"I think that [Romney's] early showing has a lot to do with there being a Republican caucus and nothing happening on the Democratic side," Selzer said. "You had a lot of Republican messages in this state, a lot of 'Fire Barack Obama' messages. ... So that had a lasting impact."
As the summer faded, Obama started to tick up in the state in September and October, even though current polling has been mixed.
"The reason Obama became stronger is two things — first of all there are economic signals that things are getting better, and that became a little hard to ignore ... and I think Obama has in place a stronger ground game, and that is starting to pick up," Selzer said. "So all of the people that he had in place from four years ago, a lot of that infrastructure is still there. Romney sat out Iowa, really, and has chosen to have less presence in terms of a ground game ... and in Iowa, with so much early voting, that ground game is really critical."
And that could make all the difference in the state. Polls of late have been more cloudy -- President Obama held a solid 8-point lead in a NBC News/Marist College poll released Thursday, but Romney was up 49 percent to Obama's 48 percent in a survey from Democratic-leaning Public Policy Polling the day after. But among early voters — a solid 34 percent of the NBC/Marist sample and 31 percent those polled by PPP — two-thirds had already cast their ballots for the president, with a third going for Romney.

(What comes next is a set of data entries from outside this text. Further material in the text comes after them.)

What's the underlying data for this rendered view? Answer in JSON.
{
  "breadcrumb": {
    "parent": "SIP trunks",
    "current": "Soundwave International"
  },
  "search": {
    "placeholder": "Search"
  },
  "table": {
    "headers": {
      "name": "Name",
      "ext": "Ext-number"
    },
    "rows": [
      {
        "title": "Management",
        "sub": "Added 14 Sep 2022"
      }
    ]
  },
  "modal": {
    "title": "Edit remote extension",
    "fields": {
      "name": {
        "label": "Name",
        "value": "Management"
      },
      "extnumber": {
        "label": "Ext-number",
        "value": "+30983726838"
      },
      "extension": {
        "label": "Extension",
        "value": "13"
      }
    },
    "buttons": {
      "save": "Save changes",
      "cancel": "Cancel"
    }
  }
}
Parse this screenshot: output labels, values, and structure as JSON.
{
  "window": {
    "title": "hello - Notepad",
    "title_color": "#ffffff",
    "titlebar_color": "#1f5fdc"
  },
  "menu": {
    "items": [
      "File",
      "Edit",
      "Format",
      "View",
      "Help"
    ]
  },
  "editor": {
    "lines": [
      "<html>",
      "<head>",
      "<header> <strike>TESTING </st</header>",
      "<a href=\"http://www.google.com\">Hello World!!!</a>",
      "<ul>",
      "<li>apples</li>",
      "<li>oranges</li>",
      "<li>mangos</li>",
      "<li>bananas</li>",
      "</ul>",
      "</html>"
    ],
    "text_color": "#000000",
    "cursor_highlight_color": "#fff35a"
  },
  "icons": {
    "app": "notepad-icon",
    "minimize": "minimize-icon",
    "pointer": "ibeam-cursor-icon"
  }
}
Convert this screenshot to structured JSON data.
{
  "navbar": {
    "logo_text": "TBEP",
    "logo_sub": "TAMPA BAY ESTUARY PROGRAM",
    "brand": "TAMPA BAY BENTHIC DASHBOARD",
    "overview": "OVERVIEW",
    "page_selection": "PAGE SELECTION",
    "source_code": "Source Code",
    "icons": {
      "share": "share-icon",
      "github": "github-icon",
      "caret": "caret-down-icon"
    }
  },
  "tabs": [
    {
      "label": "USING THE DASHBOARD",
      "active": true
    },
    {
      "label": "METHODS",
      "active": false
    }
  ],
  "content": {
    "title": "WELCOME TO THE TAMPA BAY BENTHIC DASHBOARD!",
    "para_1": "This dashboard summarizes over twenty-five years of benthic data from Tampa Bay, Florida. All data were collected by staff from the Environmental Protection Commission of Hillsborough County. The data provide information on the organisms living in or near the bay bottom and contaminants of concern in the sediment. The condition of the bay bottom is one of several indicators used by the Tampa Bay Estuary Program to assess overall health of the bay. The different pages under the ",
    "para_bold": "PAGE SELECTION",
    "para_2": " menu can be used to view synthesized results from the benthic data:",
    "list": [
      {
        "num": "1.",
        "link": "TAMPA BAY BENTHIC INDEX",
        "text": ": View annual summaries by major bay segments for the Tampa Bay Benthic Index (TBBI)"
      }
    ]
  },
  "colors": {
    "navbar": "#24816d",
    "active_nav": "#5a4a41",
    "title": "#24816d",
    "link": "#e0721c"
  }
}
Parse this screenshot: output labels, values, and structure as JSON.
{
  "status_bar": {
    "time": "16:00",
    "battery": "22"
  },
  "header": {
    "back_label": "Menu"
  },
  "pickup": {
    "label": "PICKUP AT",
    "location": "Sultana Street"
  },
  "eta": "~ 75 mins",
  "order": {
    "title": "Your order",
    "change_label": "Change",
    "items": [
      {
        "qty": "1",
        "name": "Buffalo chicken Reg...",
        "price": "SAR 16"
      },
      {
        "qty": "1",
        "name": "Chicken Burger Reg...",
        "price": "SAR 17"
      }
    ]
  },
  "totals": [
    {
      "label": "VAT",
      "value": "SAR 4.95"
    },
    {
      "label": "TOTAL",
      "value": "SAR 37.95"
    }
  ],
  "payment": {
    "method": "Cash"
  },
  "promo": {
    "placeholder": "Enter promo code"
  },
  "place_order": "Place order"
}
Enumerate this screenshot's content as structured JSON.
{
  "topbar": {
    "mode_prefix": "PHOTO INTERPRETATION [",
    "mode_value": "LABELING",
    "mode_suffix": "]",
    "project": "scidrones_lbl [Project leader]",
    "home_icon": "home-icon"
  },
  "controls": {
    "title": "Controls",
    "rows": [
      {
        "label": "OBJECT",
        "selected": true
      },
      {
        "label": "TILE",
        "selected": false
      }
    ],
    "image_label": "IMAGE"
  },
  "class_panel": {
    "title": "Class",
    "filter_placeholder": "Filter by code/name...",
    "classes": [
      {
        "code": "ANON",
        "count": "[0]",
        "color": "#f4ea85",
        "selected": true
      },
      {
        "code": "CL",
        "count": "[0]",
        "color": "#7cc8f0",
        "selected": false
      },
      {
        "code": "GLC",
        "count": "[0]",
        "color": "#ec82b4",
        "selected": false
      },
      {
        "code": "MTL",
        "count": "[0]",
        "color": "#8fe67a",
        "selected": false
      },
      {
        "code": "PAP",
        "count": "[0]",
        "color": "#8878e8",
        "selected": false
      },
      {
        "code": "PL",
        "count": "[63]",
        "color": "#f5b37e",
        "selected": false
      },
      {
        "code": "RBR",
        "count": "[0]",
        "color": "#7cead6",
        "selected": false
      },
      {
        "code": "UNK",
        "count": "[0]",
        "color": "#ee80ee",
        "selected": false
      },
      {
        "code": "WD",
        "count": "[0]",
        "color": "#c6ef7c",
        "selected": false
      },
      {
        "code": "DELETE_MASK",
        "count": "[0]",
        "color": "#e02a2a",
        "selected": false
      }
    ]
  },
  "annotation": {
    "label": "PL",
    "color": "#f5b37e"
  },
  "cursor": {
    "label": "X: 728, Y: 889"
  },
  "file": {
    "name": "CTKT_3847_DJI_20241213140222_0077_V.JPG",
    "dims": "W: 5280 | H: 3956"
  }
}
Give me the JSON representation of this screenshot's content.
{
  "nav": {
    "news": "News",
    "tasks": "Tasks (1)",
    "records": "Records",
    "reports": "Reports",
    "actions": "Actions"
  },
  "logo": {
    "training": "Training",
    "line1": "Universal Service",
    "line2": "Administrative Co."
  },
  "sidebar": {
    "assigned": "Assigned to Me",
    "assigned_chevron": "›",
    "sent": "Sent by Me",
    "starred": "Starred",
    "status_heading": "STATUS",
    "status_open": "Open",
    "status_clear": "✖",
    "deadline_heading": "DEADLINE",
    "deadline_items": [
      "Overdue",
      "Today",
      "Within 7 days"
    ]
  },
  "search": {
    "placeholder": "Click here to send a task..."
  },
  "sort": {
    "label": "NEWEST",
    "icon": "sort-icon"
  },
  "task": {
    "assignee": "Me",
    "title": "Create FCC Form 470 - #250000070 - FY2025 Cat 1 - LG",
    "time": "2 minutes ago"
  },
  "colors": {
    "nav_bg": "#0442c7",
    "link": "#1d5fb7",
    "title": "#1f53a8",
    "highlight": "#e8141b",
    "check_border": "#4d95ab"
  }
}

Overall, the PollTracker Average of Iowa shows Obama with a small lead.
"When likely voters intend to cast their ballot tells us a lot about what is happening in Iowa," Lee M. Miringoff, director of The Marist College Institute for Public Opinion, said in a statement, citing the Obama advantage among early voters. "In contrast, Romney leads by double digits with those who will vote on Election Day."
That means a key for the Obama campaign will be to overwhelm the Republican ticket before Nov. 6 so that Election Day becomes somewhat a foregone conclusion.
Selzer pointed the youth vote. During the last month, President Obama, Vice President Biden and First Lady Michelle Obama have all campaigned on college campuses with an early voting station set up nearby. That allows the campaign to point supporters directly to the place where they can drop off their ballots before the buzz of the rally wears off.
Selzer said that kind of push could send early voter turnout to huge levels this year. Thirty-two percent of Iowa voters cast their ballots early in 2008 and 35 percent did in 2010. The question this year is whether it will approach 50 percent.
"If it's half, that will be jaw-dropping," Selzer said. "But it feels within the realm of possibility."
Ed. note: The post has been updated to reflect that the NBC/Marist and PPP polls showed two-thirds of early voters, not likely voters, had already cast their ballots for Obama.